vesicles are also transported from the cell body to the nerve
terminal
- transmitter is synthesized in the terminal and loaded into the
vesicles
- enzymes and substrates necessary are present in the terminal
- i.e. acetylcholine, acetyl-CoA + choline used by choline
acetyltransferase

Vesicle Exocytosis
non-peptide transmitters

exocytosis only occurs after an increase of internal Ca 2+ (due to


depolarization)

at active zones (regions in the presynaptic membrane adjacent to


the synaptic cleft)
peptide-transmitters (same as for non-peptide transmitters except:)

exocytosis is NOT restricted to active zones

exocytosis is triggered by trains of action potentials

SNARE hypothesis
The SNARE Hypothesis for Transport Vesicle Targeting and Fusion
SNARE is an acronym for SNAP receptor (SNAP stands for soluble Nethylmaleimide-sensitive factor attachment proteins).
SNARES are involved in the mediation of protein transport between
various plant organelles by small membrane vesicles.
Two families:
i) V-SNARE - vesicle membrane proteins
ii) T-SNARE - target membrane proteins

SNARE hypothesis
1. Vesicle docking occurs between the VSNARE and T-SNARE proteins
2. The combined proteins act as a receptor for
an ATPase that utilizes ATP to generate the
"docked" form
3. One of the proteins is a Ca2+ sensor such
that when Ca2+ enters the synapse the
vesicle fuses with the plasma membrane and
releases its contents
4. The membrane and proteins are then
recycled through endocytosis (clatharin coat
and dynamin etc.) and reused.

Acetylcholine
Primary neurotransmitter at the vertebrate
neuromuscular junction

Figure 5.17

Synaptic Plasticity
Change in synaptic function in response to patterns of
use
Synaptic facilitation APs neurotransmitter
release
Synaptic depression APs neurotransmitter
release
Post-tetanic potentiation (PTP) after a train of high
frequency APs neurotransmitter release

Figure 5.32

Long-term potentiation

Postsynaptic Cells
Have specific receptors for specific
neurotransmitters
e.g., Nicotinic ACh receptors

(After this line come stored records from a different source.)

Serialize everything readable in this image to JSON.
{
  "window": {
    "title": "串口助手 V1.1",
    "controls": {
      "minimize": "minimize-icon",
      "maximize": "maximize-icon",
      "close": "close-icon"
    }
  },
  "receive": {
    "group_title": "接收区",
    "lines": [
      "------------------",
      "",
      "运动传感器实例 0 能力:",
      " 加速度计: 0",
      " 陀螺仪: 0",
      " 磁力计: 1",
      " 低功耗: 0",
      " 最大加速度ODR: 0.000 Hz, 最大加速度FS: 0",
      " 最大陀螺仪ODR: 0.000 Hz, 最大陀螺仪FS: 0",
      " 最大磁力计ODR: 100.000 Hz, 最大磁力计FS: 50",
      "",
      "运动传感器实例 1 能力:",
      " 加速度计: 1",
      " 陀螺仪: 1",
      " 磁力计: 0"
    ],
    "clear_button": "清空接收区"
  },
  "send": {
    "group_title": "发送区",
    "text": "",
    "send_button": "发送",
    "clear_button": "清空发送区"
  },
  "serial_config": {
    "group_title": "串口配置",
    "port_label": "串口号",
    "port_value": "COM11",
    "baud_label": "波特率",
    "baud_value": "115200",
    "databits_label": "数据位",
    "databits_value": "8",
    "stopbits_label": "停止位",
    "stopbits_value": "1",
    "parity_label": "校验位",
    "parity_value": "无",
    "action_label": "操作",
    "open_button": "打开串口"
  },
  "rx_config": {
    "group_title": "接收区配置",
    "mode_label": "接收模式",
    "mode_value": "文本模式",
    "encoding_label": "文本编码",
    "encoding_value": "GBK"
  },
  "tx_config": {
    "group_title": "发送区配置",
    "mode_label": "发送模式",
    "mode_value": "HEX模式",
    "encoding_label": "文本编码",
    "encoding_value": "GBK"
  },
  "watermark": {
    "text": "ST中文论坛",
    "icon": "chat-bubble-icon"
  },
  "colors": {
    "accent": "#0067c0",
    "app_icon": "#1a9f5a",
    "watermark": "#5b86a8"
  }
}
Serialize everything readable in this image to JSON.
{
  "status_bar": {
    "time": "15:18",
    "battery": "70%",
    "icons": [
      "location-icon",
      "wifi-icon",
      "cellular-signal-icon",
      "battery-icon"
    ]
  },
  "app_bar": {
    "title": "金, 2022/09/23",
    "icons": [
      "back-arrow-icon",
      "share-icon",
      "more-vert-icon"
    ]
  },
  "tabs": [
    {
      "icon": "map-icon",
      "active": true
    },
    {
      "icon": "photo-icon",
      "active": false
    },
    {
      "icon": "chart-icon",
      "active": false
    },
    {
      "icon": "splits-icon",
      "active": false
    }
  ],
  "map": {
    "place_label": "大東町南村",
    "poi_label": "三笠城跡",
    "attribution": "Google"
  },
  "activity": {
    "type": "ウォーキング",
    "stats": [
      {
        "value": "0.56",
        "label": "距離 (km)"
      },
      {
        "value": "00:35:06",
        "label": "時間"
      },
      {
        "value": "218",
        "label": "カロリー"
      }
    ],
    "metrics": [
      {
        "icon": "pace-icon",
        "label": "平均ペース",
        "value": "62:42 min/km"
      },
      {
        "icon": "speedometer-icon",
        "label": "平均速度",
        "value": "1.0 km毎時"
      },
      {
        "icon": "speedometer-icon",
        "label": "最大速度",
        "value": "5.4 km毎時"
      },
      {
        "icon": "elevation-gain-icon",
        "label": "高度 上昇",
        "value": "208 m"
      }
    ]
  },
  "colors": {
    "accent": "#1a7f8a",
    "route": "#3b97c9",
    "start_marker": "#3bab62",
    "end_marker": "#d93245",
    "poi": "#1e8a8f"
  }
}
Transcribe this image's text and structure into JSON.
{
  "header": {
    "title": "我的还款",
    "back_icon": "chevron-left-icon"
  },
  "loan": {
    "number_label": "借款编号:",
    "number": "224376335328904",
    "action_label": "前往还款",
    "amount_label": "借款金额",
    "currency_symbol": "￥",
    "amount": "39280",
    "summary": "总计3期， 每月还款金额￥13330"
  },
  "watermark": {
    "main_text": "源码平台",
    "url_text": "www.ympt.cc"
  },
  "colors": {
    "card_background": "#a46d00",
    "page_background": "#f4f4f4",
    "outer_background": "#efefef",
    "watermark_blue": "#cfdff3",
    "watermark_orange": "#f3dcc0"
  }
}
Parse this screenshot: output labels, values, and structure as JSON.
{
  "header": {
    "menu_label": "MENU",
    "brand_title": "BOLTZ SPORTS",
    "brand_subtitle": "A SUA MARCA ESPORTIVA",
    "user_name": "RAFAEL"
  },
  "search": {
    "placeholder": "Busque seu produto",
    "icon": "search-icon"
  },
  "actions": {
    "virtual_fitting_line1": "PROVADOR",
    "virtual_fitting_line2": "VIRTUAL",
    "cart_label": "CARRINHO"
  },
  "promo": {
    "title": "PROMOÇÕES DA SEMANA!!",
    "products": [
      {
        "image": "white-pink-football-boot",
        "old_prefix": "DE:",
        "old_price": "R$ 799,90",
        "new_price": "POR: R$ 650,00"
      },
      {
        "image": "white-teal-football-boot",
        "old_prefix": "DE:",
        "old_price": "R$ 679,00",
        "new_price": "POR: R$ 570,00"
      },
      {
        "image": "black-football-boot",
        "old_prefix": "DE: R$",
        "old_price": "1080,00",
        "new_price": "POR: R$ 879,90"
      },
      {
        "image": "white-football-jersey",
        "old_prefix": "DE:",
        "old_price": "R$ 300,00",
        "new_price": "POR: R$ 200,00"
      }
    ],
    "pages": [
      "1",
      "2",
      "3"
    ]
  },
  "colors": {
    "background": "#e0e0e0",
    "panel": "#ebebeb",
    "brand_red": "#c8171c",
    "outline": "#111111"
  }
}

Diversity of Signal Conduction


So far:

Electrotonic
Action potentials
Saltatory conduction
Chemical and electrical synapses

Also:
Shape and speed of action potential
Due to diversity of Na+ and K+ channels

Ion Channel Isoforms

Multiple isoforms
Encoded by many genes
Variants of the same protein
Voltage-gated K+ channels are highly diverse (18 genes
encode for 50 isoforms in mammals)
Na+ channels are less diverse (11 isoforms in mammals)

Table 5.2

Channel Density
Higher density of voltage-gated Na+
channels
Lower threshold
Shorter relative refractory period

Voltage-Gated Ca2+ Channels


Open at the same time or instead of
voltage-gated Na+ channels
Ca2+ enters the cell causing a depolarization
Ca2+ influx is slower and more sustained
Slower rate of APs due to a longer
refractory period
Critical to the functioning of cardiac muscle